Here are the steps involved in filing for bankruptcy under Chapter 7.
U.S. Trustee Program
Completion of coursework in credit counseling and money management through agencies recommended by the U.S. Trustee Program is required. They must be completed no earlier than six months and no later than one day prior to filing. You will receive a certificate upon completion of these courses. Whether or not you choose to accept the agency's guidance is up to you, but you must obtain the certification. Through this counseling program you may find that filing for Chapter 7 can be avoided.
The Automatic Stay
This is issued after you have filed. Your creditors are, under the terms of this court order, not permitted to get in touch with you. All dunning letters and calls from collection agencies are stopped. You will, however, also no longer receive any statements for loans that you want to continue payments on, so you will need to mark your calendar in order to avoid falling behind.

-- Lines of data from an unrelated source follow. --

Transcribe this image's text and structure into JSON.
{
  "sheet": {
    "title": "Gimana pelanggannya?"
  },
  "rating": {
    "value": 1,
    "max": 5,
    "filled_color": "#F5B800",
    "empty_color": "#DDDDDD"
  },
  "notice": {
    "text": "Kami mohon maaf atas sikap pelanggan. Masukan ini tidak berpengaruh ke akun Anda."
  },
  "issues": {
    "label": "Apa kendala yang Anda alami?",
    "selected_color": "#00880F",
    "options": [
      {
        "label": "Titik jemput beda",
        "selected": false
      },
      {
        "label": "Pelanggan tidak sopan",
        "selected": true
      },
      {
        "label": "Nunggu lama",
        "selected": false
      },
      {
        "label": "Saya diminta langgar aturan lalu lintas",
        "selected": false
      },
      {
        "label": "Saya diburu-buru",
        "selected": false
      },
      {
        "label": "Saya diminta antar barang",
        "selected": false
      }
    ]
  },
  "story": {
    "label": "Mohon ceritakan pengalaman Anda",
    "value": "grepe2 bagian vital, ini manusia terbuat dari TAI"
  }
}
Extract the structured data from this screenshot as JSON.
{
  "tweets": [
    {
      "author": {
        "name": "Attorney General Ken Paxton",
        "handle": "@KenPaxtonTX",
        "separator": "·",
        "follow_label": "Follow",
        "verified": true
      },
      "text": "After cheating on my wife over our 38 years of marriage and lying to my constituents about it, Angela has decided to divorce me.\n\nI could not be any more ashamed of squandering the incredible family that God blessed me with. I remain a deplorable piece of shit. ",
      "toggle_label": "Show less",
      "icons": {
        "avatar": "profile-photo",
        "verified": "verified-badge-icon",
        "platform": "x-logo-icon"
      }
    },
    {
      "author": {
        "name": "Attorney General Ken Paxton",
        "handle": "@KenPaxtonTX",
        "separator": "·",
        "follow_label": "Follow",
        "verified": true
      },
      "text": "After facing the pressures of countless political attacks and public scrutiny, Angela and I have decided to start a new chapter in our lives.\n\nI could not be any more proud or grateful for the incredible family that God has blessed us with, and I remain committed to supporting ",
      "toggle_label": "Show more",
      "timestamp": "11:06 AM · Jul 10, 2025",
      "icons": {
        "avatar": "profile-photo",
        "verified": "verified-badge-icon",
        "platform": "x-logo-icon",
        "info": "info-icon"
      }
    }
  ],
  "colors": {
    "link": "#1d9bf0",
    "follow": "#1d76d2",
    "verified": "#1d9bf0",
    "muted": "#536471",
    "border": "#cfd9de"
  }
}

The Creditor's Meeting
No courtroom appearance is necessary. Instead, some four weeks after you have filed, a creditor's meeting is held at the office of the trustee. It does not involve any kind of cross-examination, nor do you go before a judge. The trustees, bankruptcy lawyers themselves, will conduct the meeting. It normally lasts about fifteen minutes.
You will be required to verify under oath that the value of all assets or property has been accurately defined, that no property has been omitted from the list and none of your property, assets or funds have been illicitly passed over to anyone else. You may have to account to the trustee for the sources used in setting the values on your property.
If you are considering filing for bankruptcy, contact Equal Justice Law Group attorney at 209-418-7504.